Sand is the world's second-most-consumed natural resource, and our rapidly growing cities are draining the supply.

Andy Altman Director of Video Production
Andy Altman is a producer covering all things science and tech. He led production on CNET's award-winning limited documentary series Hacking the Apocalypse. He also created and co-hosts our video series What the Future.
Expertise Science, Renewable Energy, Aviation, Robotics Credentials
  • Webby Award Honoree 2023 - Science & Education, Gold Telly 2022 - Science and Technology, Gold Telly 2022 - Science and Technology Series, Gold Telly 2021 - Documentary Series, Silver Telly 2021 - Directing
Andy Altman
2 min read

You're probably thinking the same thing I was when I first heard of a global sand shortage: "I've seen massive deserts.
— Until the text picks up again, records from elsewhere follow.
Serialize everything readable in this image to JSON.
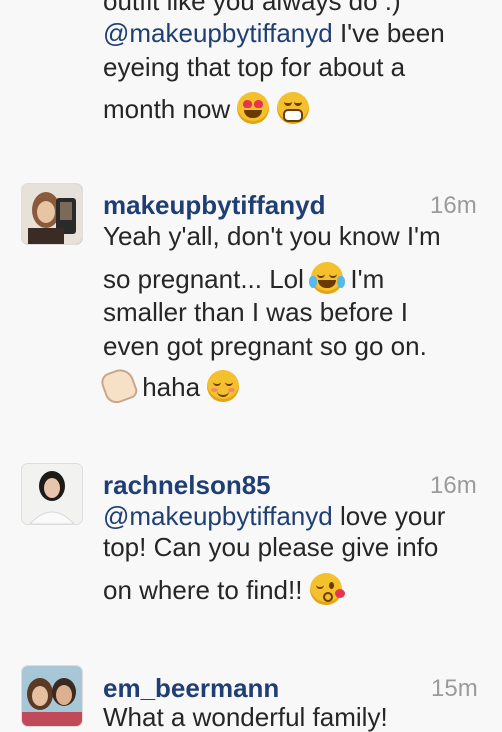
{
  "comments": [
    {
      "top_line_fragment": "outfit like you always do :)",
      "mention": "@makeupbytiffanyd",
      "text_line1_rest": " I've been",
      "text_line2": "eyeing that top for about a",
      "text_line3": "month now"
    },
    {
      "username": "makeupbytiffanyd",
      "time": "16m",
      "line1": "Yeah y'all, don't you know I'm",
      "line2": "so pregnant... Lol",
      "line2_after": " I'm",
      "line3": "smaller than I was before I",
      "line4": "even got pregnant so go on.",
      "line5": " haha"
    },
    {
      "username": "rachnelson85",
      "time": "16m",
      "mention": "@makeupbytiffanyd",
      "line1_rest": " love your",
      "line2": "top! Can you please give info",
      "line3": "on where to find!!"
    },
    {
      "username": "em_beermann",
      "time": "15m",
      "line1": "What a wonderful family!"
    }
  ],
  "icons": {
    "heart_eyes": "heart-eyes-emoji",
    "grimacing": "grimacing-emoji",
    "joy": "tears-of-joy-emoji",
    "wave": "clapping-hand-emoji",
    "relaxed": "smiling-face-emoji",
    "kiss": "face-blowing-kiss-emoji"
  },
  "colors": {
    "username": "#1f3f74",
    "time": "#9b9b9b",
    "background": "#f8f8f8"
  }
}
How are we possibly running out of sand?"

It's not a stretch to say that sand is the foundation of our cities. It's a key ingredient in the concrete we use to construct highways and buildings. We use it to make glass. It's even in the chips that power our phones and computers. We use 50 billion tons of sand every year. And it turns out that not all sand is created equal.

"There is of course a lot of sand in deserts, the problem is it's basically useless to us." says Vince Beiser, author of The World in a Grain: The Story of Sand and How it Transformed Civilization. Useless because desert sand has been eroded by wind over millions of years, making the grains smooth and round. That's not ideal for making concrete and other resources.
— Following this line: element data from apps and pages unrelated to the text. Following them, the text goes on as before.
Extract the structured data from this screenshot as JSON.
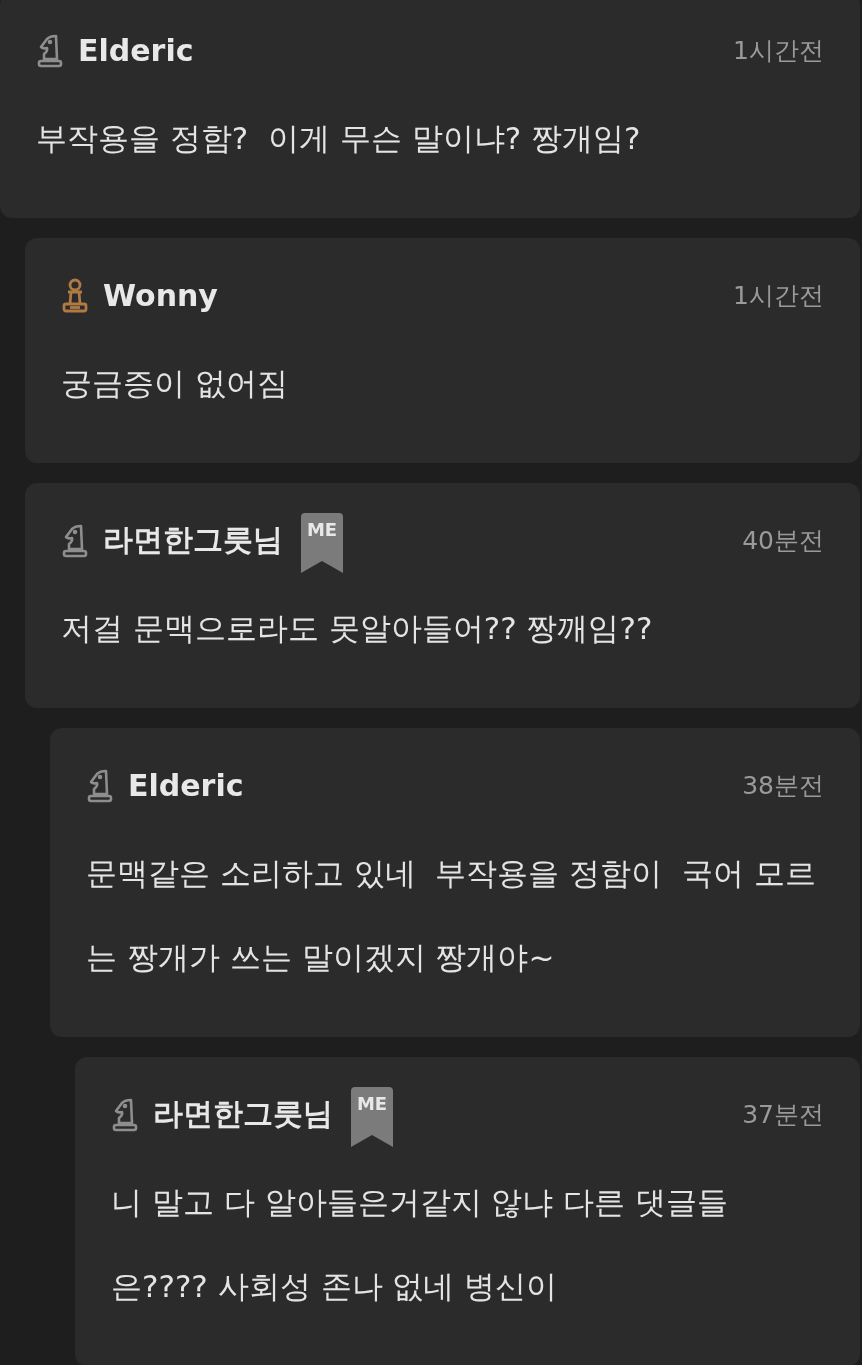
{
  "comments": [
    {
      "author": "Elderic",
      "kind": "knight",
      "time": "1시간전",
      "text": "부작용을 정함?  이게 무슨 말이냐? 짱개임?",
      "children": [
        {
          "author": "Wonny",
          "kind": "pawn",
          "time": "1시간전",
          "text": "궁금증이 없어짐"
        },
        {
          "author": "라면한그릇님",
          "kind": "knight",
          "badge": "ME",
          "time": "40분전",
          "text": "저걸 문맥으로라도 못알아들어?? 짱깨임??",
          "children": [
            {
              "author": "Elderic",
              "kind": "knight",
              "time": "38분전",
              "text": "문맥같은 소리하고 있네  부작용을 정함이  국어 모르는 짱개가 쓰는 말이겠지 짱개야~",
              "children": [
                {
                  "author": "라면한그릇님",
                  "kind": "knight",
                  "badge": "ME",
                  "time": "37분전",
                  "text": "니 말고 다 알아들은거같지 않냐 다른 댓글들은???? 사회성 존나 없네 병신이"
                }
              ]
            }
          ]
        }
      ]
    }
  ]
}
A sand mining operation in Wisconsin.


The sand we want is rougher, with corners and angles, so the grains can lock together. "It's like the difference between trying to build something out of a stack of marbles, as opposed to a stack of tiny bricks." Beiser says. That sand comes from places like riverbeds and beaches.  
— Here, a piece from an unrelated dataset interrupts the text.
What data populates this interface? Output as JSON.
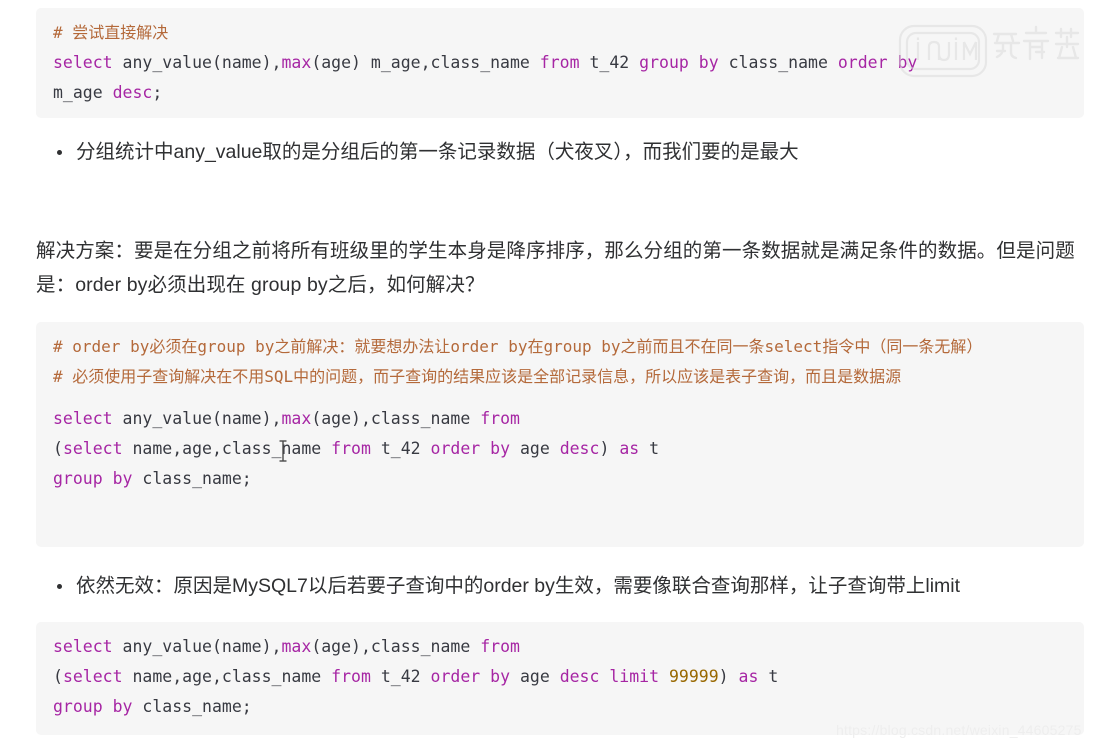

As with shortages of other natural resources, the dearth of sand involves a finite supply of the material and a growing number of people fleeing rural areas for cities. According to Beiser, the world adds the equivalent of eight New York Cities every year. Given that the construction of a single building can require about 3,000 tons of sand, it's not surprising that this resource is slipping away.


The demand for sand is so great that illegal operations are popping up, like this one in Indonesia.

Chaideer Mahyuddin

So now what? Researchers are looking into a variety of replacements for sand as an ingredient in concrete. Shredded plastic, shredded rubber and even hemp are being used on a limited scale. But Beiser says the shortage is a symptom of a bigger problem. "We've got to find ways to build our cities that not only use less sand, but they use less of everything across the board. We've just got to find ways to live our lives more sustainably."

Beiser spoke with CNET for our Now What series. Watch the complete interview in the video above.